Then Little e and I walked around Cowichan Bay together, me snapping photos and her smelling flowers by exhaling on them. We met Molly by the museum. She was gracious enough to be in one of the photographs. She’s still a pup and earning her sea legs by living on a boat. This was her first trip to dry land in a few days. I love the interactions between dogs, dog owners and kids. Little e is enamoured with dogs and I’m so grateful when people take the time to stop and let her love their pets. There’s always a story–name, breed, quirks, favourite place to be scratched. Sometimes it feels like our days are going from one dog encounter to the next, and that’s okay with me.
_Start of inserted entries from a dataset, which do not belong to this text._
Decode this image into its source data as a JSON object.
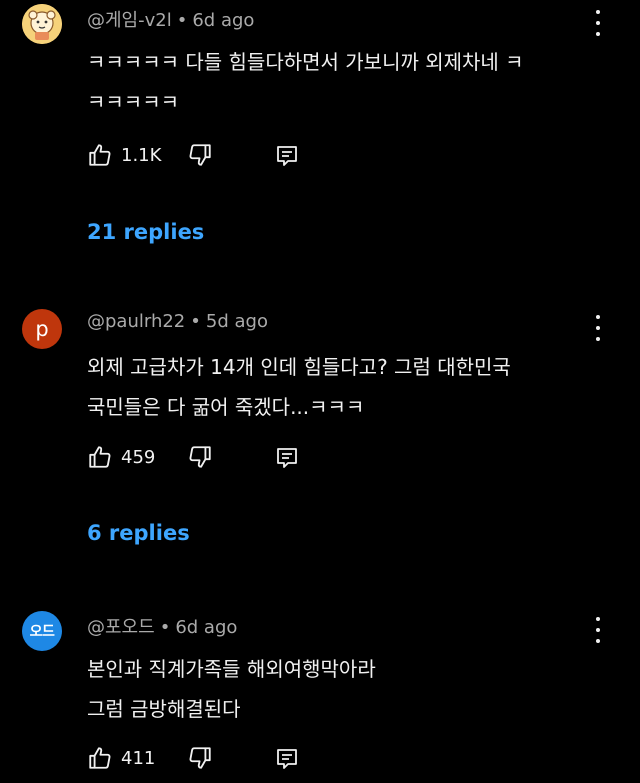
{
  "comments": [
    {
      "author": "@게임-v2l",
      "separator": "•",
      "time": "6d ago",
      "avatar_kind": "character illustration",
      "avatar_color": "#f4c96b",
      "lines": [
        "ㅋㅋㅋㅋㅋ 다들 힘들다하면서 가보니까 외제차네 ㅋ",
        "ㅋㅋㅋㅋㅋ"
      ],
      "likes": "1.1K",
      "replies": "21 replies"
    },
    {
      "author": "@paulrh22",
      "separator": "•",
      "time": "5d ago",
      "avatar_letter": "p",
      "avatar_color": "#bf360c",
      "lines": [
        "외제 고급차가 14개 인데 힘들다고? 그럼 대한민국",
        "국민들은 다 굶어 죽겠다...ㅋㅋㅋ"
      ],
      "likes": "459",
      "replies": "6 replies"
    },
    {
      "author": "@포오드",
      "separator": "•",
      "time": "6d ago",
      "avatar_text": "오드",
      "avatar_color": "#1e88e5",
      "lines": [
        "본인과 직계가족들 해외여행막아라",
        "그럼 금방해결된다"
      ],
      "likes": "411"
    }
  ],
  "icons": {
    "like": "thumbs-up-icon",
    "dislike": "thumbs-down-icon",
    "reply": "reply-icon",
    "more": "more-vert-icon"
  },
  "colors": {
    "background": "#000000",
    "text": "#f1f1f1",
    "meta": "#aaaaaa",
    "link": "#3ea6ff"
  }
}
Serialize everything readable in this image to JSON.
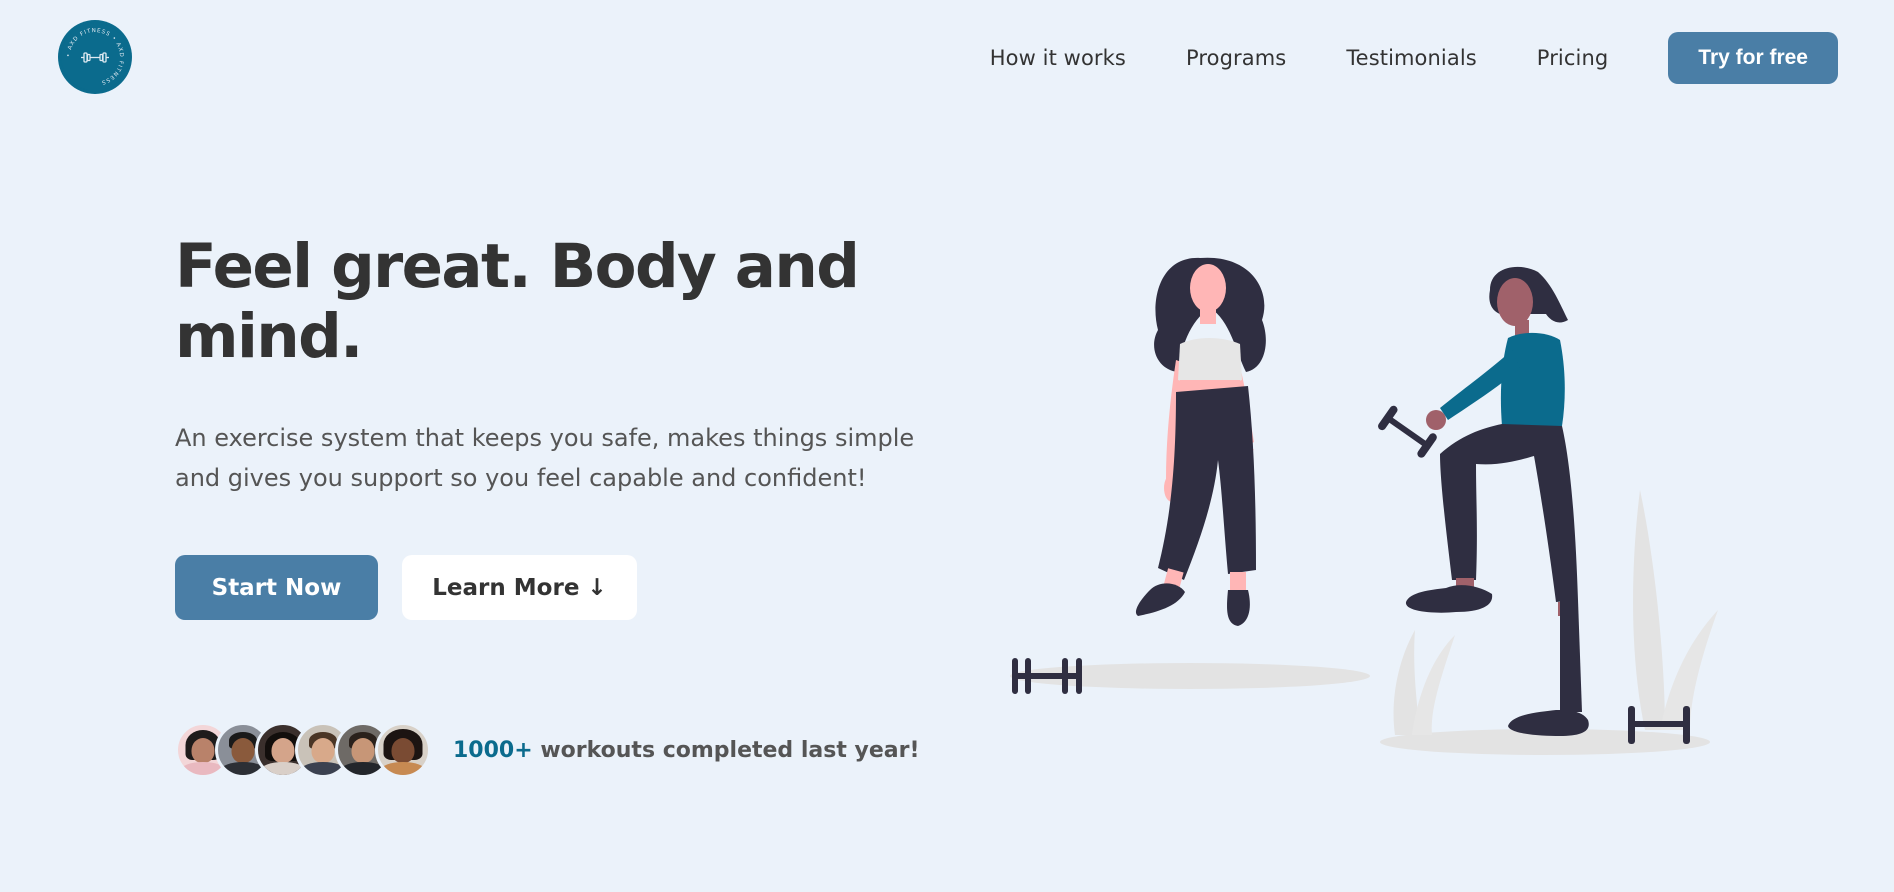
{
  "header": {
    "logo": {
      "ring_text": "• AXD FITNESS • AXD FITNESS",
      "icon": "dumbbell-icon",
      "color": "#0b6b8d"
    },
    "nav": {
      "links": [
        "How it works",
        "Programs",
        "Testimonials",
        "Pricing"
      ],
      "cta_label": "Try for free"
    }
  },
  "hero": {
    "title": "Feel great. Body and mind.",
    "description": "An exercise system that keeps you safe, makes things simple and gives you support so you feel capable and confident!",
    "primary_button": "Start Now",
    "secondary_button": "Learn More ↓",
    "social_proof": {
      "count": "1000+",
      "text": " workouts completed last year!",
      "avatar_count": 6
    }
  },
  "illustration": {
    "description_icon": "two-women-exercising-illustration",
    "accent_color": "#0b6b8d"
  },
  "colors": {
    "background": "#ebf2fa",
    "primary": "#4a7ea6",
    "accent": "#0b6b8d",
    "text": "#333333"
  }
}
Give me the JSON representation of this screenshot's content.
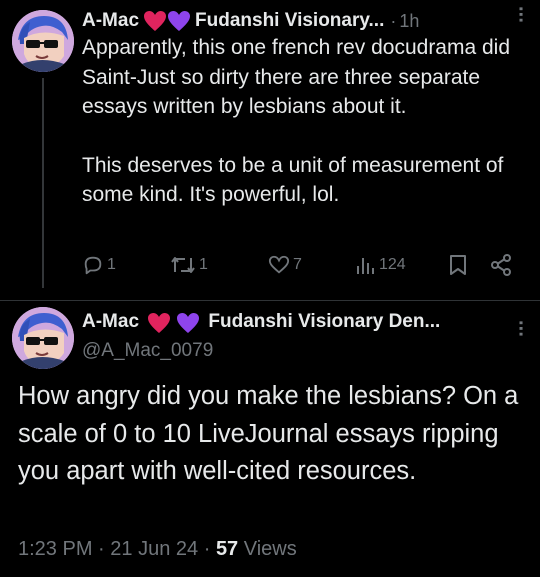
{
  "tweet1": {
    "author": "A-Mac",
    "display_suffix": "Fudanshi Visionary...",
    "separator": "·",
    "time": "1h",
    "paragraph1": "Apparently, this one french rev docudrama did Saint-Just so dirty there are three separate essays written by lesbians about it.",
    "paragraph2": "This deserves to be a unit of measurement of some kind. It's powerful, lol.",
    "replies": "1",
    "retweets": "1",
    "likes": "7",
    "views": "124"
  },
  "tweet2": {
    "author": "A-Mac",
    "display_suffix": "Fudanshi Visionary Den...",
    "handle": "@A_Mac_0079",
    "body": "How angry did you make the lesbians? On a scale of 0 to 10 LiveJournal essays ripping you apart with well-cited resources.",
    "time": "1:23 PM",
    "date": "21 Jun 24",
    "separator": "·",
    "view_count": "57",
    "views_label": "Views"
  },
  "icons": [
    "avatar-icon",
    "red-heart-icon",
    "purple-heart-icon",
    "more-icon",
    "reply-icon",
    "retweet-icon",
    "like-icon",
    "views-icon",
    "bookmark-icon",
    "share-icon"
  ],
  "colors": {
    "background": "#000000",
    "text": "#e7e9ea",
    "muted": "#71767b",
    "heart_red": "#e0245e",
    "heart_purple": "#8e44ec"
  }
}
Next, I had to duck into True Grain Bakery, which mills its own grains, of course, and also makes excellent Eccles cakes. I’ll admit, Eccles cakes have never before inspired me. I guess I was always entranced by more flashy, icing- or fruit-covered things. This time I bought one. Little e and I shared it. We are sold. Bonus: I looked it up, and this pastry has a nice little history. I love it when food has history.
Later, in Victoria, in an area where the city surrounds farm land on all sides like it’s protecting it (which sometimes it isn’t), my friend told us the story of the hobby farm five minutes from her house, which has been there forever, now run by a friendly old couple who likely get up at about the same early hour as me, except they’re tending sheep and chickens (I’m just making sure the toddler has some kind of supervision). You can buy a dozen fresh eggs by ringing the farmer’s “egg selling” doorbell and handing them four dollars (petting the cat while you wait for them to answer). And on Easter Sunday, my friend walked her dog beside the farm’s sheep field and saw a minutes-old lamb stagger up from under its mother, umbilical cord still attached. Here is the same lamb a few weeks fluffier. Don’t lambs look so fresh? Maybe it’s the contrast with the older, um, woolier adults.
And finally. I don’t know why a lost duck mattered more to me than a lost dog or cat, but at that moment, I really wanted to look for him. Maybe because it was unexpected, maybe because I have a soft spot for Muscovies. This is my favourite story of the trip, and I think that’s because it requires the observer to finish the story, and how they do so says a lot about them. The glint in his eye makes me think he knows his way home, but wants to have an adventure first. He may also have some ninja moves up his…wing. I’m going to go with that.
Hope you come across some good stories this week.